In this retrospective cross-sectional study, researchers examined 4681 US citizens (aged 20-74 years) who completed the National Health and Nutrition Examination Survey (NHANES) during one of the following time periods: 1971 to 1975 and 1999 to 2008. The study uses multivariate logistic regression analysis to examine the influence of demographic variables on rule and presence of astigmatism, as well as assessing changes in prevalence between the 2 periods. The researchers defined astigmatism as 1.0 D or more, and divided patients into the 3 subtypes of against-the-rule (ATR), with-the-rule (WTR), and oblique (OBL). Demographic variables are identified as sex, race, educational level, socioeconomic status, age, and ametropia. 

The study shows a 10% increase in prevalence of astigmatism between the 1970s and 2000s populations (14% [95% CI: 13.2-14.5] in 1970s vs 24% [22.8-24.6] in 2000s). This increase was more prominent in men (12% [10.8 to 12.7] vs 23% [21.9-24.2]) than women (16% [14.9-16.8] vs 24% [23.0-25.7]). Researchers conducted an adjusted analysis odds ratio for ametropia on the 2000s population and found that participants with myopia were 8.34 (CI: 7.30-9.54) times more likely to have astigmatism than participants without myopia. The odds of ATR astigmatism is higher in men, patients without myopia, and those aged 60-74 years, the study shows. 

This research documents the upward trend of astigmatism cases in the United States between the years of 1971 to 2008 and the impact of race, sex, and aging on decreased vision.
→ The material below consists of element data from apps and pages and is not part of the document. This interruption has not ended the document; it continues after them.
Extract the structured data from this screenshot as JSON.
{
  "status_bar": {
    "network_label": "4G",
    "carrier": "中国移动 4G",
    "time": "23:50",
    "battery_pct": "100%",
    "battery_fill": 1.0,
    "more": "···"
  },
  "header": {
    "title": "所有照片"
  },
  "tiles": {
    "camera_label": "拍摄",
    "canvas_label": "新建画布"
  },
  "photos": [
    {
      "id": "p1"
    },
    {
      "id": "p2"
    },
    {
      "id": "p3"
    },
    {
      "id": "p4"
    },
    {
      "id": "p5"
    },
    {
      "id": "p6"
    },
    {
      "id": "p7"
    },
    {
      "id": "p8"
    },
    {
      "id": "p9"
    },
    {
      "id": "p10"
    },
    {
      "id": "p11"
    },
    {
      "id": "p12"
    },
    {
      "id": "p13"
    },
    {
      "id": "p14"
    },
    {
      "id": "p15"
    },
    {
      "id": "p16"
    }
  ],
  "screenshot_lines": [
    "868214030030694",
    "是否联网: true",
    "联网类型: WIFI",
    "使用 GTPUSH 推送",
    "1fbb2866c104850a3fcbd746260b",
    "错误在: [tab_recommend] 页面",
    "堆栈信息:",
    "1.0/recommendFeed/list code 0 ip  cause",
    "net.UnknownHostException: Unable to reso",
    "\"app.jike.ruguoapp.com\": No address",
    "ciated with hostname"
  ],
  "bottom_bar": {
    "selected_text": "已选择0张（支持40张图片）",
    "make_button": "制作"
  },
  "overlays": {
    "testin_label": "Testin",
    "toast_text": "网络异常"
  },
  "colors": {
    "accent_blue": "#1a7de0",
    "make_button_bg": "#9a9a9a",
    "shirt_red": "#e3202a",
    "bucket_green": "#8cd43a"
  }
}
Researchers hypothesize this could be due to “thickening of the stromal collagen bundle and decreases in interfibrillar spacing, and this process may occur sooner in men than women” or changes in sex hormone receptors in the eye that occur during aging. 

Strengths of this study include the use of detailed national data in the US from the NHANES, use of algorithms that allowed for accurate comparison across time periods and classifications of astigmatism, and the use of multiple logistics regression and confounding variables. The limitations of this study include the exclusion criteria and the use of noncycloplegic refraction in NHANES. 


Valluru G, Klawe J, Liu B, Ramulu P, Ahmad S. Characterizing astigmatism in the United States. J Cat Refract Surg. 2022;48(5):519-527. doi:10.1097/j.jcrs.0000000000000786